Excerpts from an interface dataset:
● ● ● ●

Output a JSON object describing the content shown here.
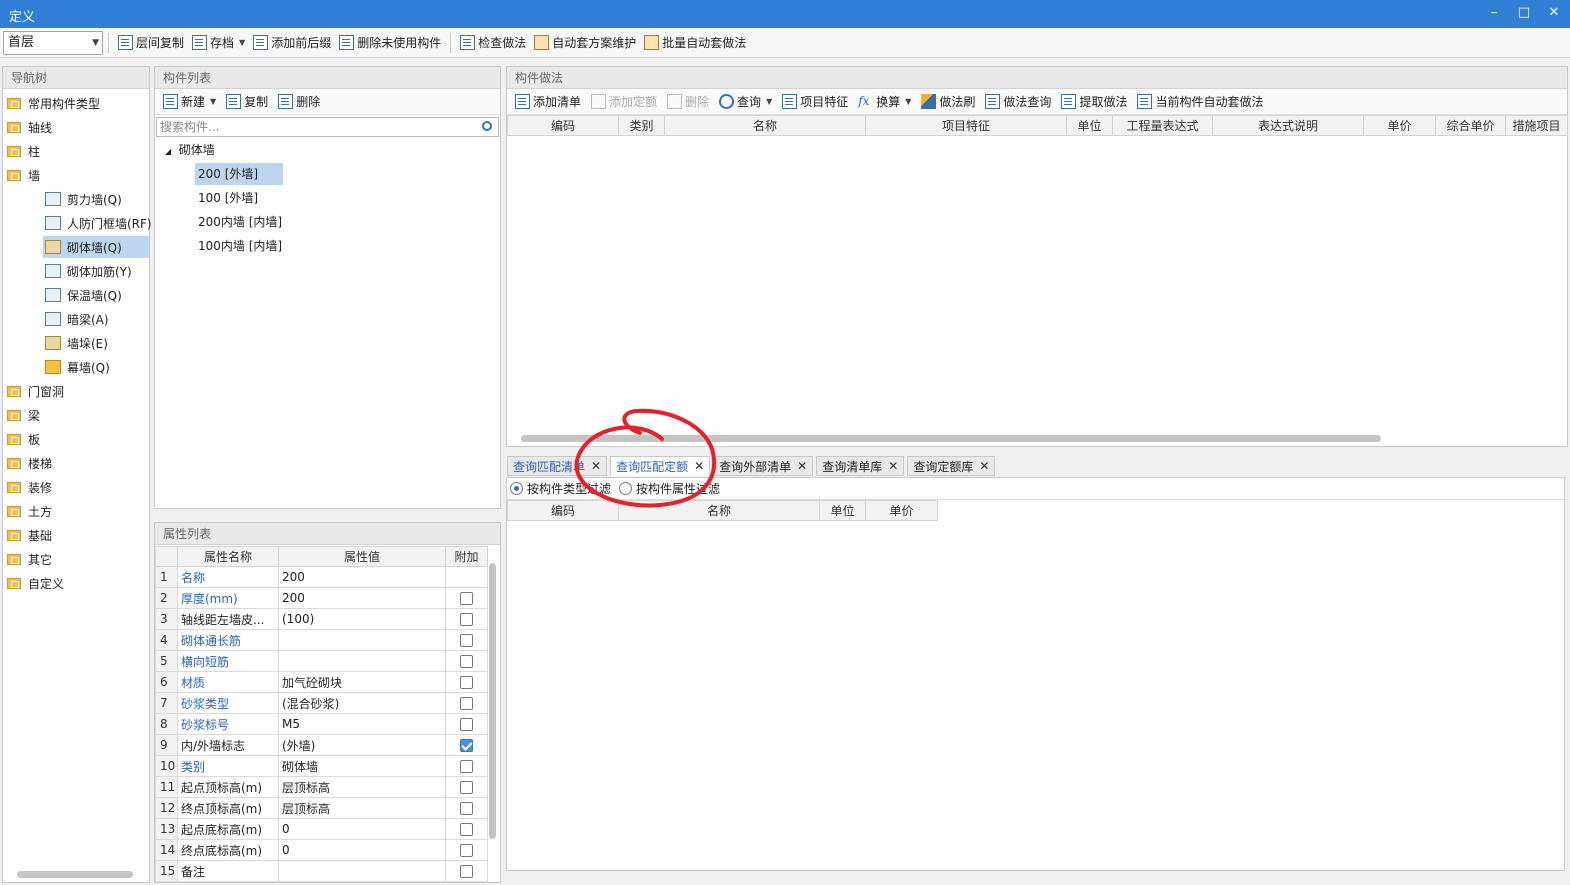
{
  "window": {
    "title": "定义",
    "min_icon": "minimize-icon",
    "max_icon": "maximize-icon",
    "close_icon": "close-icon"
  },
  "toolbar": {
    "floor": "首层",
    "buttons": [
      "层间复制",
      "存档",
      "添加前后缀",
      "删除未使用构件",
      "检查做法",
      "自动套方案维护",
      "批量自动套做法"
    ]
  },
  "nav": {
    "title": "导航树",
    "items": [
      "常用构件类型",
      "轴线",
      "柱",
      "墙",
      "门窗洞",
      "梁",
      "板",
      "楼梯",
      "装修",
      "土方",
      "基础",
      "其它",
      "自定义"
    ],
    "wall_children": [
      "剪力墙(Q)",
      "人防门框墙(RF)",
      "砌体墙(Q)",
      "砌体加筋(Y)",
      "保温墙(Q)",
      "暗梁(A)",
      "墙垛(E)",
      "幕墙(Q)"
    ],
    "selected_child": "砌体墙(Q)"
  },
  "component_list": {
    "title": "构件列表",
    "toolbar": [
      "新建",
      "复制",
      "删除"
    ],
    "search_placeholder": "搜索构件...",
    "root": "砌体墙",
    "items": [
      "200 [外墙]",
      "100 [外墙]",
      "200内墙 [内墙]",
      "100内墙 [内墙]"
    ]
  },
  "properties": {
    "title": "属性列表",
    "headers": [
      "属性名称",
      "属性值",
      "附加"
    ],
    "rows": [
      {
        "n": "1",
        "name": "名称",
        "value": "200",
        "blue": true,
        "check": null
      },
      {
        "n": "2",
        "name": "厚度(mm)",
        "value": "200",
        "blue": true,
        "check": false
      },
      {
        "n": "3",
        "name": "轴线距左墙皮...",
        "value": "(100)",
        "blue": false,
        "check": false
      },
      {
        "n": "4",
        "name": "砌体通长筋",
        "value": "",
        "blue": true,
        "check": false
      },
      {
        "n": "5",
        "name": "横向短筋",
        "value": "",
        "blue": true,
        "check": false
      },
      {
        "n": "6",
        "name": "材质",
        "value": "加气砼砌块",
        "blue": true,
        "check": false
      },
      {
        "n": "7",
        "name": "砂浆类型",
        "value": "(混合砂浆)",
        "blue": true,
        "check": false
      },
      {
        "n": "8",
        "name": "砂浆标号",
        "value": "M5",
        "blue": true,
        "check": false
      },
      {
        "n": "9",
        "name": "内/外墙标志",
        "value": "(外墙)",
        "blue": false,
        "check": true
      },
      {
        "n": "10",
        "name": "类别",
        "value": "砌体墙",
        "blue": true,
        "check": false
      },
      {
        "n": "11",
        "name": "起点顶标高(m)",
        "value": "层顶标高",
        "blue": false,
        "check": false
      },
      {
        "n": "12",
        "name": "终点顶标高(m)",
        "value": "层顶标高",
        "blue": false,
        "check": false
      },
      {
        "n": "13",
        "name": "起点底标高(m)",
        "value": "0",
        "blue": false,
        "check": false
      },
      {
        "n": "14",
        "name": "终点底标高(m)",
        "value": "0",
        "blue": false,
        "check": false
      },
      {
        "n": "15",
        "name": "备注",
        "value": "",
        "blue": false,
        "check": false
      }
    ]
  },
  "method": {
    "title": "构件做法",
    "toolbar": [
      "添加清单",
      "添加定额",
      "删除",
      "查询",
      "项目特征",
      "换算",
      "做法刷",
      "做法查询",
      "提取做法",
      "当前构件自动套做法"
    ],
    "headers": [
      "编码",
      "类别",
      "名称",
      "项目特征",
      "单位",
      "工程量表达式",
      "表达式说明",
      "单价",
      "综合单价",
      "措施项目"
    ]
  },
  "query": {
    "tabs": [
      "查询匹配清单",
      "查询匹配定额",
      "查询外部清单",
      "查询清单库",
      "查询定额库"
    ],
    "active_tab": "查询匹配定额",
    "filters": [
      "按构件类型过滤",
      "按构件属性过滤"
    ],
    "headers": [
      "编码",
      "名称",
      "单位",
      "单价"
    ]
  },
  "colors": {
    "titlebar": "#2f7fd6",
    "accent": "#2a62c9",
    "selection": "#bcd6f2",
    "annotation": "#e8202a"
  }
}
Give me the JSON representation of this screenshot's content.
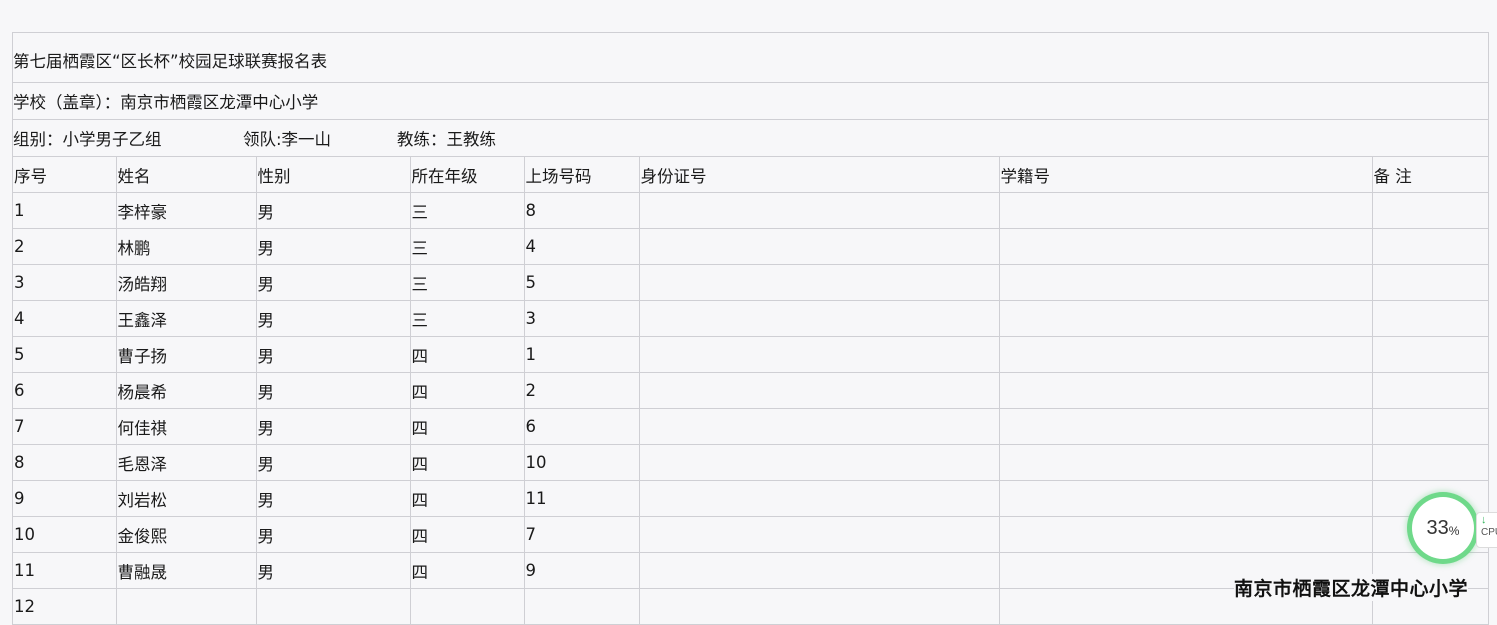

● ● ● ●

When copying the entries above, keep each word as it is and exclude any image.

Output a JSON object describing the content shown here.
{
  "window": {
    "title": "定义",
    "min_icon": "minimize-icon",
    "max_icon": "maximize-icon",
    "close_icon": "close-icon"
  },
  "toolbar": {
    "floor": "首层",
    "buttons": [
      "层间复制",
      "存档",
      "添加前后缀",
      "删除未使用构件",
      "检查做法",
      "自动套方案维护",
      "批量自动套做法"
    ]
  },
  "nav": {
    "title": "导航树",
    "items": [
      "常用构件类型",
      "轴线",
      "柱",
      "墙",
      "门窗洞",
      "梁",
      "板",
      "楼梯",
      "装修",
      "土方",
      "基础",
      "其它",
      "自定义"
    ],
    "wall_children": [
      "剪力墙(Q)",
      "人防门框墙(RF)",
      "砌体墙(Q)",
      "砌体加筋(Y)",
      "保温墙(Q)",
      "暗梁(A)",
      "墙垛(E)",
      "幕墙(Q)"
    ],
    "selected_child": "砌体墙(Q)"
  },
  "component_list": {
    "title": "构件列表",
    "toolbar": [
      "新建",
      "复制",
      "删除"
    ],
    "search_placeholder": "搜索构件...",
    "root": "砌体墙",
    "items": [
      "200 [外墙]",
      "100 [外墙]",
      "200内墙 [内墙]",
      "100内墙 [内墙]"
    ]
  },
  "properties": {
    "title": "属性列表",
    "headers": [
      "属性名称",
      "属性值",
      "附加"
    ],
    "rows": [
      {
        "n": "1",
        "name": "名称",
        "value": "200",
        "blue": true,
        "check": null
      },
      {
        "n": "2",
        "name": "厚度(mm)",
        "value": "200",
        "blue": true,
        "check": false
      },
      {
        "n": "3",
        "name": "轴线距左墙皮...",
        "value": "(100)",
        "blue": false,
        "check": false
      },
      {
        "n": "4",
        "name": "砌体通长筋",
        "value": "",
        "blue": true,
        "check": false
      },
      {
        "n": "5",
        "name": "横向短筋",
        "value": "",
        "blue": true,
        "check": false
      },
      {
        "n": "6",
        "name": "材质",
        "value": "加气砼砌块",
        "blue": true,
        "check": false
      },
      {
        "n": "7",
        "name": "砂浆类型",
        "value": "(混合砂浆)",
        "blue": true,
        "check": false
      },
      {
        "n": "8",
        "name": "砂浆标号",
        "value": "M5",
        "blue": true,
        "check": false
      },
      {
        "n": "9",
        "name": "内/外墙标志",
        "value": "(外墙)",
        "blue": false,
        "check": true
      },
      {
        "n": "10",
        "name": "类别",
        "value": "砌体墙",
        "blue": true,
        "check": false
      },
      {
        "n": "11",
        "name": "起点顶标高(m)",
        "value": "层顶标高",
        "blue": false,
        "check": false
      },
      {
        "n": "12",
        "name": "终点顶标高(m)",
        "value": "层顶标高",
        "blue": false,
        "check": false
      },
      {
        "n": "13",
        "name": "起点底标高(m)",
        "value": "0",
        "blue": false,
        "check": false
      },
      {
        "n": "14",
        "name": "终点底标高(m)",
        "value": "0",
        "blue": false,
        "check": false
      },
      {
        "n": "15",
        "name": "备注",
        "value": "",
        "blue": false,
        "check": false
      }
    ]
  },
  "method": {
    "title": "构件做法",
    "toolbar": [
      "添加清单",
      "添加定额",
      "删除",
      "查询",
      "项目特征",
      "换算",
      "做法刷",
      "做法查询",
      "提取做法",
      "当前构件自动套做法"
    ],
    "headers": [
      "编码",
      "类别",
      "名称",
      "项目特征",
      "单位",
      "工程量表达式",
      "表达式说明",
      "单价",
      "综合单价",
      "措施项目"
    ]
  },
  "query": {
    "tabs": [
      "查询匹配清单",
      "查询匹配定额",
      "查询外部清单",
      "查询清单库",
      "查询定额库"
    ],
    "active_tab": "查询匹配定额",
    "filters": [
      "按构件类型过滤",
      "按构件属性过滤"
    ],
    "headers": [
      "编码",
      "名称",
      "单位",
      "单价"
    ]
  },
  "colors": {
    "titlebar": "#2f7fd6",
    "accent": "#2a62c9",
    "selection": "#bcd6f2",
    "annotation": "#e8202a"
  }
}
Give me the JSON representation of this screenshot's content.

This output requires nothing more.